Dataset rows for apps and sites
☆ ☆ ☆ ☆ ☆ ☆ ☆
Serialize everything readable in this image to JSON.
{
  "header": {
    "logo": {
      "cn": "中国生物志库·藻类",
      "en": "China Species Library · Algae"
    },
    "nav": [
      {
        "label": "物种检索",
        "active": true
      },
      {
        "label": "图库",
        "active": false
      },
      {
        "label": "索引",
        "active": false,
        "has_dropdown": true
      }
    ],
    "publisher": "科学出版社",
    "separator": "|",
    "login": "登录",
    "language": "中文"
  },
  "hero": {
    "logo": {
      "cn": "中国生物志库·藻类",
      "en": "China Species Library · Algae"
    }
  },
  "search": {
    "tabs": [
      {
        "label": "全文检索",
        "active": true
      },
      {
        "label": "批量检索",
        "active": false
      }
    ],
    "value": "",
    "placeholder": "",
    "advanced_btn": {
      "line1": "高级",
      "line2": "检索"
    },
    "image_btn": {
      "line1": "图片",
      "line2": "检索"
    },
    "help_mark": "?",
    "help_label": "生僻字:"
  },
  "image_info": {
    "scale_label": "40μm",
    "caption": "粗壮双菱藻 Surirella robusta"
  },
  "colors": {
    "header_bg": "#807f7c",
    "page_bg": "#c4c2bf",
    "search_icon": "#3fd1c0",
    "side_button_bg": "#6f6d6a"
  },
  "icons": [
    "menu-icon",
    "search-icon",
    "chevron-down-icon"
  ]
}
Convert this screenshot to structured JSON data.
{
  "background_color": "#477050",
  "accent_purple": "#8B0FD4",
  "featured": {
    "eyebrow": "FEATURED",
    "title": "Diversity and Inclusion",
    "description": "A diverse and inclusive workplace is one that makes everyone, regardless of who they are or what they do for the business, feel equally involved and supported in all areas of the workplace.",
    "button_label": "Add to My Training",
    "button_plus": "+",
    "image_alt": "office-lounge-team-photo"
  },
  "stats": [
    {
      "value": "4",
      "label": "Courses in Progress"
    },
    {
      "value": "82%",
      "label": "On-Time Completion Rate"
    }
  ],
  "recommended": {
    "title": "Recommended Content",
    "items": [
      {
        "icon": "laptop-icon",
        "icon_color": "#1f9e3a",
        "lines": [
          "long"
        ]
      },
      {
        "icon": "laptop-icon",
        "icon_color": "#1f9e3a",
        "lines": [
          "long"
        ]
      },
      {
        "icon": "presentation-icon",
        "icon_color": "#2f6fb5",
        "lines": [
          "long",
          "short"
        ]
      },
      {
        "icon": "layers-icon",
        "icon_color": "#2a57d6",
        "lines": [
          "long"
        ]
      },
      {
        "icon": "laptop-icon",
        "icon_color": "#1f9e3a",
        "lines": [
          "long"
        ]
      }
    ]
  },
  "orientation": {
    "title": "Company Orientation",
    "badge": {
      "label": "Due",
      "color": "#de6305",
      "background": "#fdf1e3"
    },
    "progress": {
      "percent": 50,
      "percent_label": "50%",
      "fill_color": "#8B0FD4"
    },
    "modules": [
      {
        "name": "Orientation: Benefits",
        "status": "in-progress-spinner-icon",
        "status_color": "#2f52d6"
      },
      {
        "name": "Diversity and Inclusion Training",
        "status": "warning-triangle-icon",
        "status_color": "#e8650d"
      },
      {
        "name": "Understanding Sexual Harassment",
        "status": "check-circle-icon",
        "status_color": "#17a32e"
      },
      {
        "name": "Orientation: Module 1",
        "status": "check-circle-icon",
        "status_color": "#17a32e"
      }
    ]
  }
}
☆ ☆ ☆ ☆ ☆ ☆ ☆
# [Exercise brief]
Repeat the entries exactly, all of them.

# [Solution to this task]
Serialize everything readable in this image to JSON.
{
  "header": {
    "logo": {
      "cn": "中国生物志库·藻类",
      "en": "China Species Library · Algae"
    },
    "nav": [
      {
        "label": "物种检索",
        "active": true
      },
      {
        "label": "图库",
        "active": false
      },
      {
        "label": "索引",
        "active": false,
        "has_dropdown": true
      }
    ],
    "publisher": "科学出版社",
    "separator": "|",
    "login": "登录",
    "language": "中文"
  },
  "hero": {
    "logo": {
      "cn": "中国生物志库·藻类",
      "en": "China Species Library · Algae"
    }
  },
  "search": {
    "tabs": [
      {
        "label": "全文检索",
        "active": true
      },
      {
        "label": "批量检索",
        "active": false
      }
    ],
    "value": "",
    "placeholder": "",
    "advanced_btn": {
      "line1": "高级",
      "line2": "检索"
    },
    "image_btn": {
      "line1": "图片",
      "line2": "检索"
    },
    "help_mark": "?",
    "help_label": "生僻字:"
  },
  "image_info": {
    "scale_label": "40μm",
    "caption": "粗壮双菱藻 Surirella robusta"
  },
  "colors": {
    "header_bg": "#807f7c",
    "page_bg": "#c4c2bf",
    "search_icon": "#3fd1c0",
    "side_button_bg": "#6f6d6a"
  },
  "icons": [
    "menu-icon",
    "search-icon",
    "chevron-down-icon"
  ]
}
Convert this screenshot to structured JSON data.
{
  "background_color": "#477050",
  "accent_purple": "#8B0FD4",
  "featured": {
    "eyebrow": "FEATURED",
    "title": "Diversity and Inclusion",
    "description": "A diverse and inclusive workplace is one that makes everyone, regardless of who they are or what they do for the business, feel equally involved and supported in all areas of the workplace.",
    "button_label": "Add to My Training",
    "button_plus": "+",
    "image_alt": "office-lounge-team-photo"
  },
  "stats": [
    {
      "value": "4",
      "label": "Courses in Progress"
    },
    {
      "value": "82%",
      "label": "On-Time Completion Rate"
    }
  ],
  "recommended": {
    "title": "Recommended Content",
    "items": [
      {
        "icon": "laptop-icon",
        "icon_color": "#1f9e3a",
        "lines": [
          "long"
        ]
      },
      {
        "icon": "laptop-icon",
        "icon_color": "#1f9e3a",
        "lines": [
          "long"
        ]
      },
      {
        "icon": "presentation-icon",
        "icon_color": "#2f6fb5",
        "lines": [
          "long",
          "short"
        ]
      },
      {
        "icon": "layers-icon",
        "icon_color": "#2a57d6",
        "lines": [
          "long"
        ]
      },
      {
        "icon": "laptop-icon",
        "icon_color": "#1f9e3a",
        "lines": [
          "long"
        ]
      }
    ]
  },
  "orientation": {
    "title": "Company Orientation",
    "badge": {
      "label": "Due",
      "color": "#de6305",
      "background": "#fdf1e3"
    },
    "progress": {
      "percent": 50,
      "percent_label": "50%",
      "fill_color": "#8B0FD4"
    },
    "modules": [
      {
        "name": "Orientation: Benefits",
        "status": "in-progress-spinner-icon",
        "status_color": "#2f52d6"
      },
      {
        "name": "Diversity and Inclusion Training",
        "status": "warning-triangle-icon",
        "status_color": "#e8650d"
      },
      {
        "name": "Understanding Sexual Harassment",
        "status": "check-circle-icon",
        "status_color": "#17a32e"
      },
      {
        "name": "Orientation: Module 1",
        "status": "check-circle-icon",
        "status_color": "#17a32e"
      }
    ]
  }
}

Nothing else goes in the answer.